Wednesday, 20 April 2011

Does having a customer services department mean you're failing?

I am being a little provocative with that question, but after calling a customer service department of a well known bank and coming off the telephone more frustrated than when I initially called, I decided that essentially the fact that many organisations have customer service teams means that they are acknowledging that things will go wrong at some point with their product or services. That they will let someone down.

But rather worse that that, I realised that many 'customer service' departments in the event of service failure actually do not have the people, systems and policies in place that actually put the customer or supporter first. In short we have a long way to go with customer care.

Before I go on, I am not basing this on just one farcical experience but it was the straw that broke the camel's back.

So 4 principles that to me would make a huge difference:

  • Actually listening to what a customer/supporter is actually asking for. Don't presume you know because someone starts a sentence in a certain way. From my recent experience I repeated the same thing several times, to several different people because the people I spoke to presumed to know what my issue was before taking the time to let me finish.
  • Tailoring what you can deliver. A big bugbear at the moment is the total inflexibility of certain companies in the face of absurdity. Though on many occasions you may not be able to give people exactly what they are asking for - it shouldn't just be about what you want to give them. There has to be some flexibility and indeed some license for customer care people to use their common sense and discretion. The people dealing with your customers / supporters every day need to be empowered to do the right thing.
  • If an organisation does mess up and someone calls to raise it, offer solutions to the customer or supporter. Far too many companies when they mess up then expect all the work to rectify the issue to be done by the person already inconvenienced. Even better if you know you've messed up proactively contact them and offer solutions.
  • Finally and this could be a little difficult, but where possible you should have a rule that if someone causes the problem / complaint then they are involved in rectifying it. From past experience as the person responsible for mailings etc but also speaking to the people who called with complaints or just upset, it was an invaluable experience. As a result, I knew the reason behind every communication and message that we sent and could explain that to anyone who called. As a consequence many supporters who started calls irate and upset finished calls happy and with some understanding.
This is not meant to be exhaustive in any way. There are libraries full of books about customer care. These are just nuances which to me would make a huge difference to even the most efficient customer service outfit. Because it is about people at the end of the day, and being able to resolve problems so well that it isn't the complaint people will share but your fantastic service.

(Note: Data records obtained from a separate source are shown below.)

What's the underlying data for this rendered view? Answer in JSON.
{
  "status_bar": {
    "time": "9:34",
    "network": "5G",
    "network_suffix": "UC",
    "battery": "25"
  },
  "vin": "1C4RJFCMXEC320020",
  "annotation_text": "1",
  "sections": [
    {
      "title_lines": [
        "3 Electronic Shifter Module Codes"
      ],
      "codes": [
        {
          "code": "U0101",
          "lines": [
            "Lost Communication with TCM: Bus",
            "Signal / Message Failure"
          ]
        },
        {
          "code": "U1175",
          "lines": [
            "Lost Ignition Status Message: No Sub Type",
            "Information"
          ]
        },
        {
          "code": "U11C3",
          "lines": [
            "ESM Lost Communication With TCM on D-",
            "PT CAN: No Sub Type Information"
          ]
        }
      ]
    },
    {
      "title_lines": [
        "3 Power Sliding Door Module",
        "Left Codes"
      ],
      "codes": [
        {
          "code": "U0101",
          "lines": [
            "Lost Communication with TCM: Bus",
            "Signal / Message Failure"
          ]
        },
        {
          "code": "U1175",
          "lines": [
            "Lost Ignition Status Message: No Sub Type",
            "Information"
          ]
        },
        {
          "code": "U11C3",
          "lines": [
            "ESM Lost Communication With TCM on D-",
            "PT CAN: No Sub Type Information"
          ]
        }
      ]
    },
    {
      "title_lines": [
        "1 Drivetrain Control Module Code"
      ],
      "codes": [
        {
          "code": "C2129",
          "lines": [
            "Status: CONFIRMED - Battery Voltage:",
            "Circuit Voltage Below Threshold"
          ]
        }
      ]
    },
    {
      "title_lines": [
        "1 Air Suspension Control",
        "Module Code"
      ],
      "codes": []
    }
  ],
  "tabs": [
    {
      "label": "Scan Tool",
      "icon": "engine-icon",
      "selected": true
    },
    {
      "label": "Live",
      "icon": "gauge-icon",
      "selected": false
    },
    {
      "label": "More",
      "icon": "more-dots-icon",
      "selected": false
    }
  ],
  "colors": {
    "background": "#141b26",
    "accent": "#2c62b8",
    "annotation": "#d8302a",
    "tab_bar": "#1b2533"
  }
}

Thank you for stopping by :o)

Saturday, 16 April 2011

A place in time

One of the biggest challenges we have as fundraisers is building empathy. Bridging the experience gap between the situation of our beneficiaries and that of our (potential) supporters. It is a hard thing to do particularly if you are highlighting scenarios so far removed from another person's day to day reality.

'Can you imagine...' only gets you so far because for many the mental stretch from where they are now to another situation is too much.

That's why I really liked the idea behind 'A place in Time' A short film produced by Angelina Jolie. The concept of which was to simultaneously film several countries at 12 noon on a set day for just 3 minutes.

Though the film reads like the who's who of Hollywood the idea of different people or communities sharing the same moment in time (or three), creatively, has legs particularly in raising awareness of the stark differences that exist. Whether in portraying poverty across the world or the disparity in just one country. The difference in the lives of women across the globe or showing the difference between someone living with a disability and someone who isn't. The options are endless.

It doesn't have to be a big budget production.. but could be one useful way of bridging the gap for new supporters and your work, and for existing ones, an interesting way to feedback. Or even a great way to get supporters involved by sharing their own moments in time to help others see the differences and thus helping us to make an even bigger difference in our work.

Thanks for stopping by. :O)